A spokesman for Manchin confirmed that the red-state lawmaker will help get Gorsuch’s nomination over the procedural threshold.
Sen. Heidi Heitkamp (D-N.D.) said separately that Gorsuch should get an “up-or-down vote” but didn’t specifically say she would vote for cloture. She remains undecided on a final vote on his nomination.
“I’m in the process of reviewing the materials he submitted and testimony from his hearing before the Judiciary Committee while I continue to consider his nomination,” she said.
More mainstream Democrats, including Sens. Patrick Leahy (Vt.) and Ben Cardin (Md.), are hinting that they would also like to avoid a fight over the nuclear option.
Leahy, a former Judiciary Committee chairman, told a Vermont publication that he isn’t “inclined to filibuster” Gorsuch, but later appeared to walk back his comments.
“Unless #JudgeGorsuch provides REAL answers to written Qs & senators are given ample time for review & debate, he will be filibustered,” he wrote on Twitter.
Cardin said on Tuesday he would vote against Gorsuch’s confirmation but left the door open to helping him overcome the 60-vote procedural hurdle.
“I want to see what accommodations are made,” he said when asked if his opposition to Gorsuch also meant he would vote no on cloture.
He recommended that Schumer and McConnell get together and talk.
Republican leaders haven’t specifically said they would go nuclear on Gorsuch, but they’ve begun to lay the rhetorical groundwork for the decision by accusing Democrats of abusing their power.
“What our colleagues are doing are basically saying that no nominee of President Trump or any Republican nominee is going to get confirmed to the Supreme Court because they are going to require 60 votes to do so,” charged Senate Majority Whip John Cornyn (R-Texas). “This would be unprecedented in our nation’s history.”
Democrats are facing a mountain of pressure from both sides over Gorsuch’s nomination: outside GOP groups are pouring in millions of dollars, while progressive groups charge that supporting Gorsuch would be on par with enabling Trump.
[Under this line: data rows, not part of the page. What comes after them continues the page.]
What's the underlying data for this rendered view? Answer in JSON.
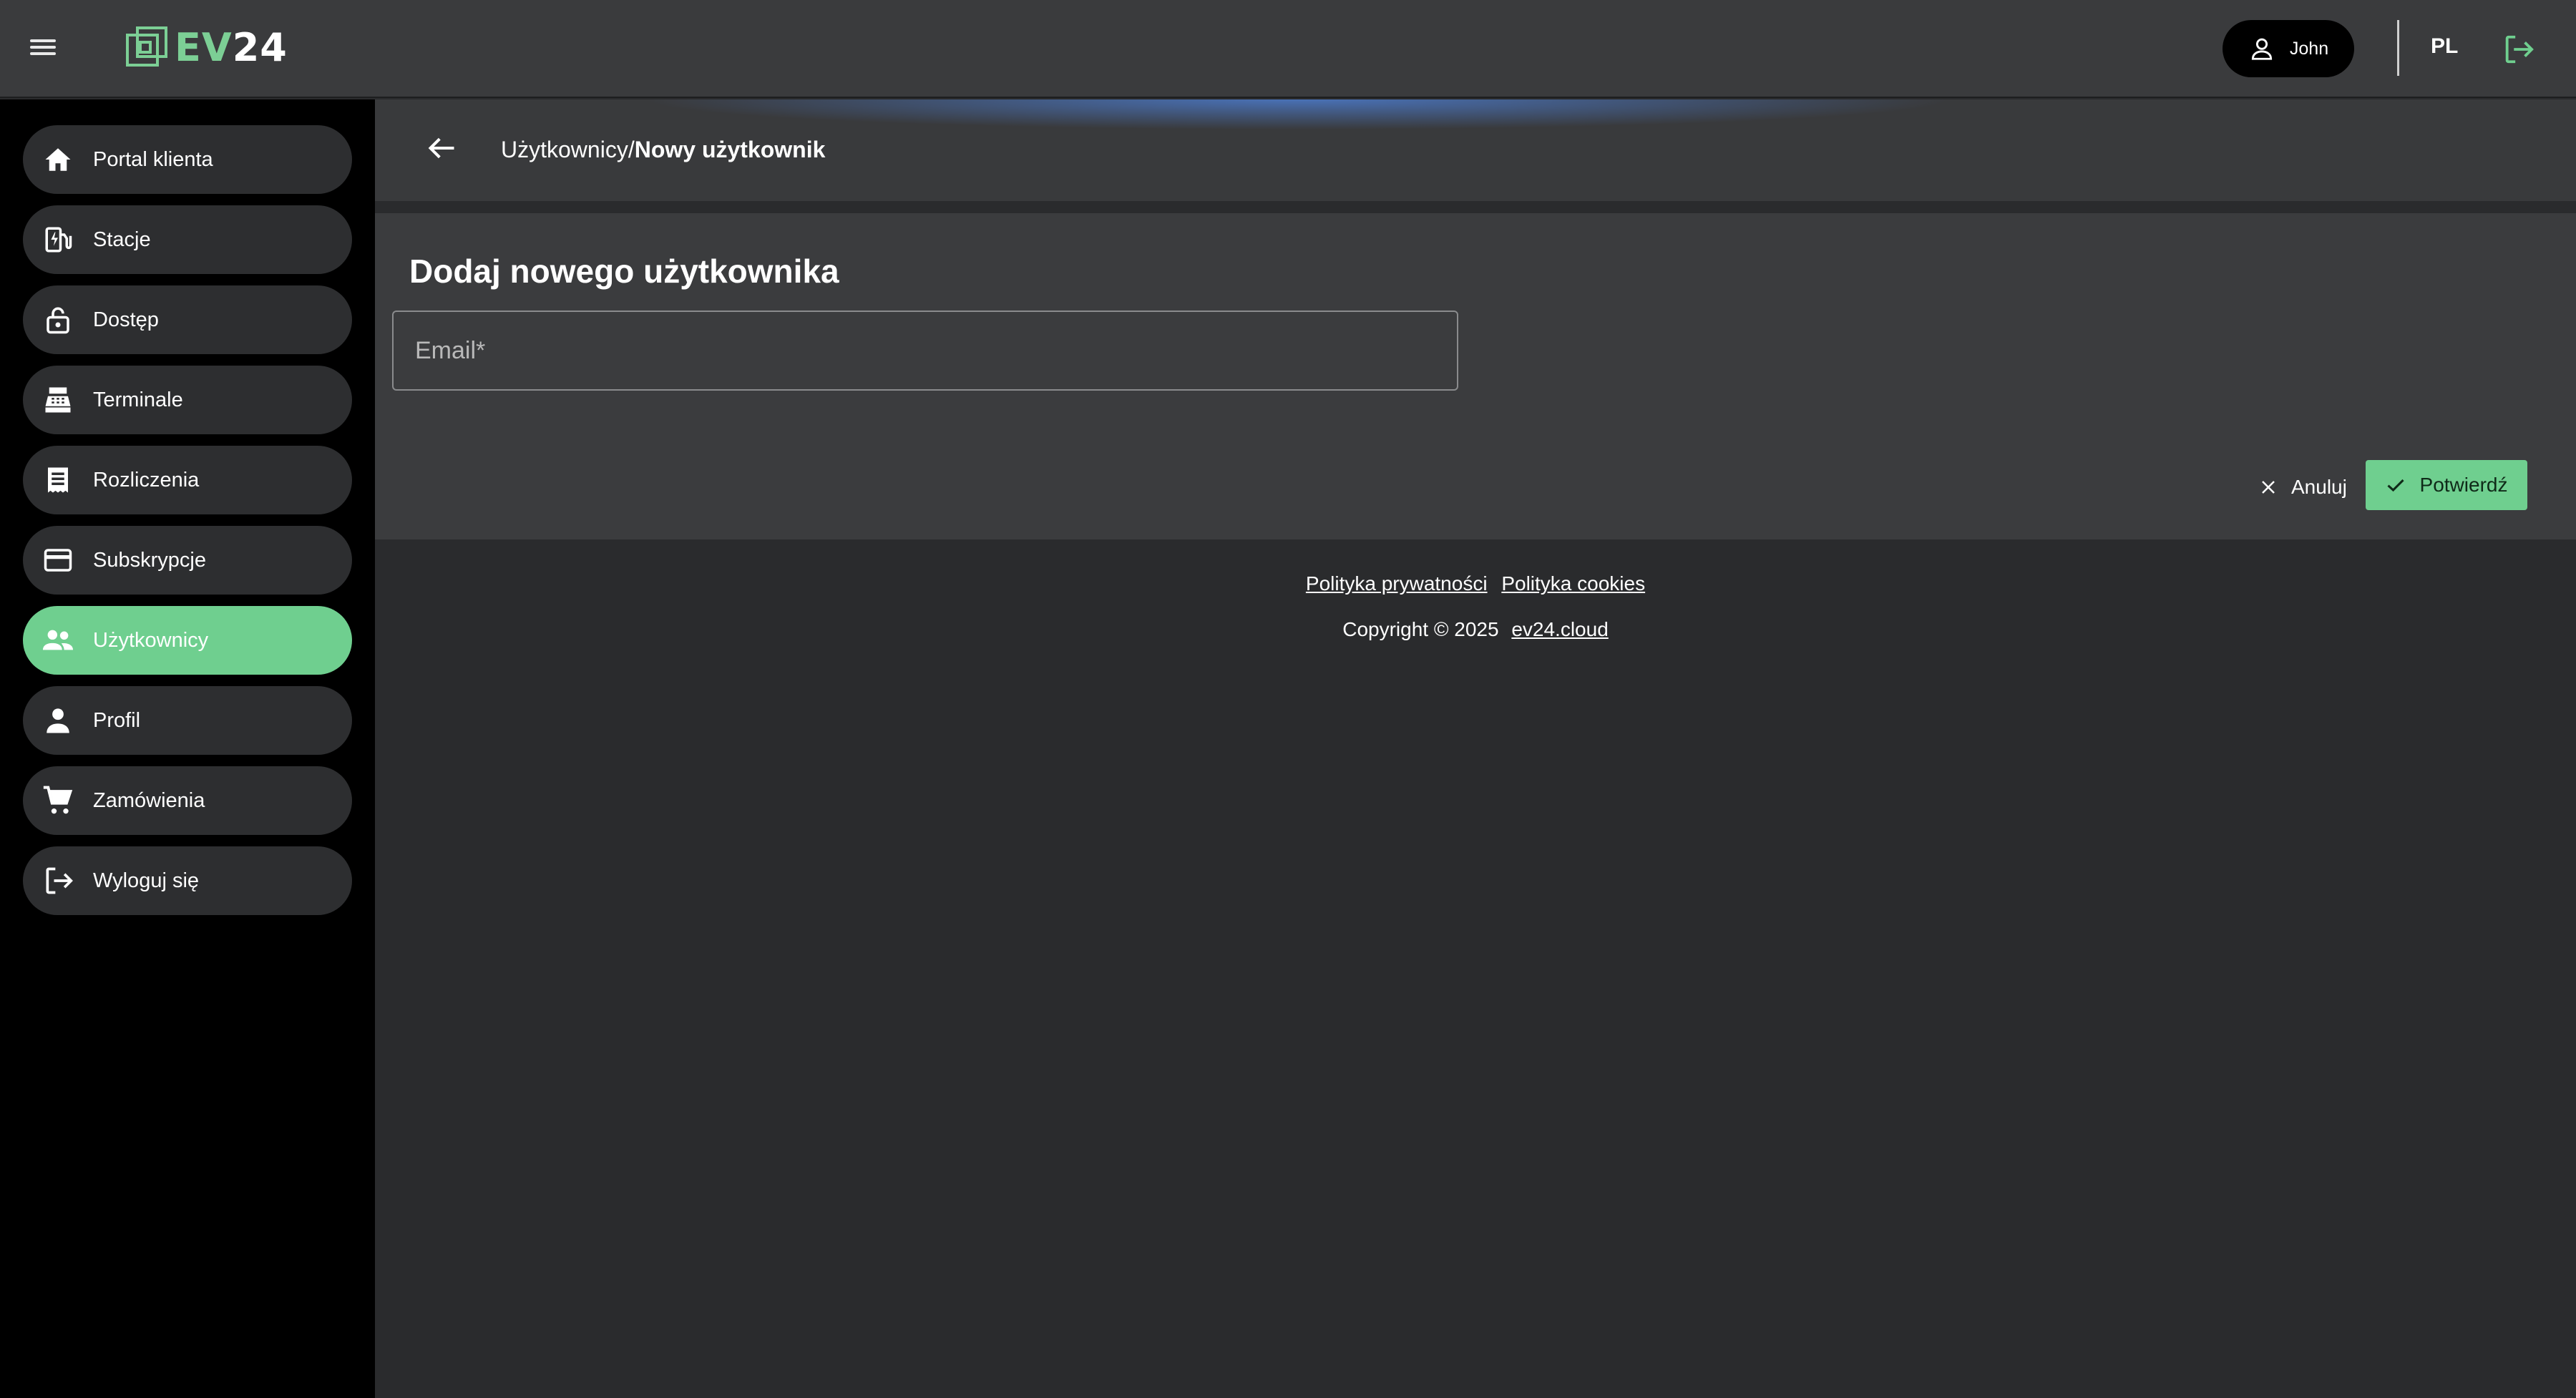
{
  "app": {
    "logo_prefix": "EV",
    "logo_suffix": "24"
  },
  "topbar": {
    "user_name": "John",
    "language": "PL"
  },
  "sidebar": {
    "items": [
      {
        "label": "Portal klienta",
        "icon": "home-icon"
      },
      {
        "label": "Stacje",
        "icon": "ev-station-icon"
      },
      {
        "label": "Dostęp",
        "icon": "lock-icon"
      },
      {
        "label": "Terminale",
        "icon": "terminal-icon"
      },
      {
        "label": "Rozliczenia",
        "icon": "receipt-icon"
      },
      {
        "label": "Subskrypcje",
        "icon": "credit-card-icon"
      },
      {
        "label": "Użytkownicy",
        "icon": "users-icon",
        "active": true
      },
      {
        "label": "Profil",
        "icon": "person-icon"
      },
      {
        "label": "Zamówienia",
        "icon": "cart-icon"
      },
      {
        "label": "Wyloguj się",
        "icon": "logout-icon"
      }
    ]
  },
  "breadcrumb": {
    "parent": "Użytkownicy/",
    "current": "Nowy użytkownik"
  },
  "form": {
    "title": "Dodaj nowego użytkownika",
    "email_placeholder": "Email*",
    "email_value": "",
    "cancel_label": "Anuluj",
    "confirm_label": "Potwierdź"
  },
  "footer": {
    "privacy_link": "Polityka prywatności",
    "cookies_link": "Polityka cookies",
    "copyright": "Copyright © 2025",
    "site_link": "ev24.cloud"
  },
  "colors": {
    "accent": "#6fcf8f",
    "topbar_bg": "#3a3b3d",
    "sidebar_bg": "#000000",
    "page_bg": "#2a2b2d",
    "card_bg": "#3b3c3e"
  }
}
The Progressive Change Campaign Committee is asking its members to target Leahy over his “squishy” comments, as well as Manchin and Michigan Democratic Sens. Debbie Stabenow and Gary Peters, warning them against supporting cloture on Gorsuch.
“Voting against the filibuster is the same as voting for Gorsuch. Republicans can easily win a confirmation vote that only takes 50 votes to win. But getting the 60 votes to break the filibuster would be much harder,” they wrote in their email to supporters.
Peters and Stabenow have both announced their opposition to Gorsuch.